Bmc Public HealthAntiretroviral treatment adherence among HIV patients in KwaZulu-Natal, South AfricaBmc Public Health
The current state of HIV therapy
Clinical Infectious DiseasesDialing for Doses: Enhancing Community-Based Adherence Support With Mobile TechnologiesClinical Infectious Diseases
JAIDS Journal of Acquired Immune Deficiency SyndromesConspiracy Beliefs About HIV Are Related to Antiretroviral Treatment Nonadherence Among African American Men With HIVJAIDS Journal of Acquired Immune Deficiency Syndromes

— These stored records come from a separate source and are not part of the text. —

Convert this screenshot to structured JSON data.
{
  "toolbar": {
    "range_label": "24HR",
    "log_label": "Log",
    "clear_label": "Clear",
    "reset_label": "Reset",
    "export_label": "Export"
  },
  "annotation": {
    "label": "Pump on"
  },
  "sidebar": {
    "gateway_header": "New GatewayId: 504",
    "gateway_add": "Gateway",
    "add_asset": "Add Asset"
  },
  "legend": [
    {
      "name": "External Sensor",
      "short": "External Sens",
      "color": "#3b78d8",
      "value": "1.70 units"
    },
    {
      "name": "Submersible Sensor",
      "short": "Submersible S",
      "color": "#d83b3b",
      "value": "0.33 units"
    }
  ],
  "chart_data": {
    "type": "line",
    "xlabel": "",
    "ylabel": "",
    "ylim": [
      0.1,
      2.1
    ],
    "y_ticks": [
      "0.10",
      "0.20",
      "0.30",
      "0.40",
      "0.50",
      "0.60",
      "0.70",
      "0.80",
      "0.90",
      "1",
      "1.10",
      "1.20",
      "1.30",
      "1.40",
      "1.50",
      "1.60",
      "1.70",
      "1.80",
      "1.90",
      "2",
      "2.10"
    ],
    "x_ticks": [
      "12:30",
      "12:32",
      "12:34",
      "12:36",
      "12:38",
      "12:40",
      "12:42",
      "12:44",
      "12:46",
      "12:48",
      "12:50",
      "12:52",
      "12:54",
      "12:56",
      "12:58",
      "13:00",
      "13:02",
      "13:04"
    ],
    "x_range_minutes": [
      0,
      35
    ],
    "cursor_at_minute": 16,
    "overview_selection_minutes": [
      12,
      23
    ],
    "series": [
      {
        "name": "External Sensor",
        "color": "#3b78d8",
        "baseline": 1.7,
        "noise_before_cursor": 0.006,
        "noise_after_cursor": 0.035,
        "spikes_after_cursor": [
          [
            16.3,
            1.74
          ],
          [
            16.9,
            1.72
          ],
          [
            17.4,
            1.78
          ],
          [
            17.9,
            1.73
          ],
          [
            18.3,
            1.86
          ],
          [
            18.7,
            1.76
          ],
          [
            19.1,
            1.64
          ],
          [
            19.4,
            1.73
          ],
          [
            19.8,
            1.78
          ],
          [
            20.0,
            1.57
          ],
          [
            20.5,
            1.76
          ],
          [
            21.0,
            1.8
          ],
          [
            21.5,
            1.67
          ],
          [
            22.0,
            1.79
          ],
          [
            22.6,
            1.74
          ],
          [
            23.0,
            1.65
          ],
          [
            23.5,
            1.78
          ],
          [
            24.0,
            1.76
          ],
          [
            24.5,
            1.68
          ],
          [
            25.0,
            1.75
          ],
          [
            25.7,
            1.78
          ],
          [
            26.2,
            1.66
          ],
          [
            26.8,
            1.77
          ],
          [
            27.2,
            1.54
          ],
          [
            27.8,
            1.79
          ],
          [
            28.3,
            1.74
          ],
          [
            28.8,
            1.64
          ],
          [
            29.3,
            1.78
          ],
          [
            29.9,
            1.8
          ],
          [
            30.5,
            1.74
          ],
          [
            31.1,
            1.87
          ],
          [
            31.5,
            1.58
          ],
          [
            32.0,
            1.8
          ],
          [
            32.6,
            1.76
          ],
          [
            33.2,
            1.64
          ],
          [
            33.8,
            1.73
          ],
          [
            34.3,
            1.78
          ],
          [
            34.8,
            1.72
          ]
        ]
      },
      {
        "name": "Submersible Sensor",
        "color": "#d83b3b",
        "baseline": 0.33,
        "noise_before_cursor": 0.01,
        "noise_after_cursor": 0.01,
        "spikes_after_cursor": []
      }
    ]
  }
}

JAIDS Journal of Acquired Immune Deficiency SyndromesAssessing the Viorologic and Adherence Benefits of Patient-Selected HIV Treatment Partners in a Resource-limited SettingJAIDS Journal of Acquired Immune Deficiency Syndromes
JAIDS Journal of Acquired Immune Deficiency SyndromesLongitudinal Analysis of Patterns and Predictors of Changes in Self-Reported Adherence to Antiretroviral Therapy: Swiss HIV Cohort StudyJAIDS Journal of Acquired Immune Deficiency Syndromes
adherence; AIDS; HAART; immunologic response; mortality; resistance; virologic response
© 2008 Lippincott Williams & Wilkins, Inc.
Highlight selected keywords in the article text.